Dataset rows for apps and sites

◆ ◆ ◆

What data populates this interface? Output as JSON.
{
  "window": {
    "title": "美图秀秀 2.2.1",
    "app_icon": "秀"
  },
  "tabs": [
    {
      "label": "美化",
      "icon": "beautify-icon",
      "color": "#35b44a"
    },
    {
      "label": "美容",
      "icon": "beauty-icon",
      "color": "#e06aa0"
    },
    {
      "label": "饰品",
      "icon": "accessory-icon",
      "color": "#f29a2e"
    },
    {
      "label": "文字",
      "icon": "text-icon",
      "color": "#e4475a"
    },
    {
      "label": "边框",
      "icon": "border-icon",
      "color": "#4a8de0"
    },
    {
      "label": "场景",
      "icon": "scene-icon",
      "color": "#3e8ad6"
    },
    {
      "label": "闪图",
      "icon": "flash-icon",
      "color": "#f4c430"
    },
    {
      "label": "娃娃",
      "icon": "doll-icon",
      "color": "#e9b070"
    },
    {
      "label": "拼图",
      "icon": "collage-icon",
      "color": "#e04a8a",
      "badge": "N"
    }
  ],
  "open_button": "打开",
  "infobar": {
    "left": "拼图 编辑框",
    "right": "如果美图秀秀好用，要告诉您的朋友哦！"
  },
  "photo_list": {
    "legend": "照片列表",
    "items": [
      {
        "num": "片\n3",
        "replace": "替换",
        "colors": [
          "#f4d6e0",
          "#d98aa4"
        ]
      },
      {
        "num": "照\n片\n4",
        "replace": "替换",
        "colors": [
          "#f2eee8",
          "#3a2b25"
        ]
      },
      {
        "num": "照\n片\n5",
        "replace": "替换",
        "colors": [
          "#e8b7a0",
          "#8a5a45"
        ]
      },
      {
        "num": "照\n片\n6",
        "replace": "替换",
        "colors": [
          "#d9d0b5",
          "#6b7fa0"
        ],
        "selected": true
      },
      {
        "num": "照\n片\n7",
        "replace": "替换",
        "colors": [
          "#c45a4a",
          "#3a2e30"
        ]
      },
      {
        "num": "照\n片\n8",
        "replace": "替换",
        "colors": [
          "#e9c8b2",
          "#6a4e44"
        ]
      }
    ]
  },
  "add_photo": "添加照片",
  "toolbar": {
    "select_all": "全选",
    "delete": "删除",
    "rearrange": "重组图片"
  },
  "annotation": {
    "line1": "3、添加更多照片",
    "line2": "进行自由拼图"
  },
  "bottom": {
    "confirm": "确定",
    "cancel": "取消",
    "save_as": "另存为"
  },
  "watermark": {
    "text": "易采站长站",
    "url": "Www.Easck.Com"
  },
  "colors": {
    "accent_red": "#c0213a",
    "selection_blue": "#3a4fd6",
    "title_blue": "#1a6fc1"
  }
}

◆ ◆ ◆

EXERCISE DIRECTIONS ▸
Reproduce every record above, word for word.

FINISHED EXERCISE ▸
What data populates this interface? Output as JSON.
{
  "window": {
    "title": "美图秀秀 2.2.1",
    "app_icon": "秀"
  },
  "tabs": [
    {
      "label": "美化",
      "icon": "beautify-icon",
      "color": "#35b44a"
    },
    {
      "label": "美容",
      "icon": "beauty-icon",
      "color": "#e06aa0"
    },
    {
      "label": "饰品",
      "icon": "accessory-icon",
      "color": "#f29a2e"
    },
    {
      "label": "文字",
      "icon": "text-icon",
      "color": "#e4475a"
    },
    {
      "label": "边框",
      "icon": "border-icon",
      "color": "#4a8de0"
    },
    {
      "label": "场景",
      "icon": "scene-icon",
      "color": "#3e8ad6"
    },
    {
      "label": "闪图",
      "icon": "flash-icon",
      "color": "#f4c430"
    },
    {
      "label": "娃娃",
      "icon": "doll-icon",
      "color": "#e9b070"
    },
    {
      "label": "拼图",
      "icon": "collage-icon",
      "color": "#e04a8a",
      "badge": "N"
    }
  ],
  "open_button": "打开",
  "infobar": {
    "left": "拼图 编辑框",
    "right": "如果美图秀秀好用，要告诉您的朋友哦！"
  },
  "photo_list": {
    "legend": "照片列表",
    "items": [
      {
        "num": "片\n3",
        "replace": "替换",
        "colors": [
          "#f4d6e0",
          "#d98aa4"
        ]
      },
      {
        "num": "照\n片\n4",
        "replace": "替换",
        "colors": [
          "#f2eee8",
          "#3a2b25"
        ]
      },
      {
        "num": "照\n片\n5",
        "replace": "替换",
        "colors": [
          "#e8b7a0",
          "#8a5a45"
        ]
      },
      {
        "num": "照\n片\n6",
        "replace": "替换",
        "colors": [
          "#d9d0b5",
          "#6b7fa0"
        ],
        "selected": true
      },
      {
        "num": "照\n片\n7",
        "replace": "替换",
        "colors": [
          "#c45a4a",
          "#3a2e30"
        ]
      },
      {
        "num": "照\n片\n8",
        "replace": "替换",
        "colors": [
          "#e9c8b2",
          "#6a4e44"
        ]
      }
    ]
  },
  "add_photo": "添加照片",
  "toolbar": {
    "select_all": "全选",
    "delete": "删除",
    "rearrange": "重组图片"
  },
  "annotation": {
    "line1": "3、添加更多照片",
    "line2": "进行自由拼图"
  },
  "bottom": {
    "confirm": "确定",
    "cancel": "取消",
    "save_as": "另存为"
  },
  "watermark": {
    "text": "易采站长站",
    "url": "Www.Easck.Com"
  },
  "colors": {
    "accent_red": "#c0213a",
    "selection_blue": "#3a4fd6",
    "title_blue": "#1a6fc1"
  }
}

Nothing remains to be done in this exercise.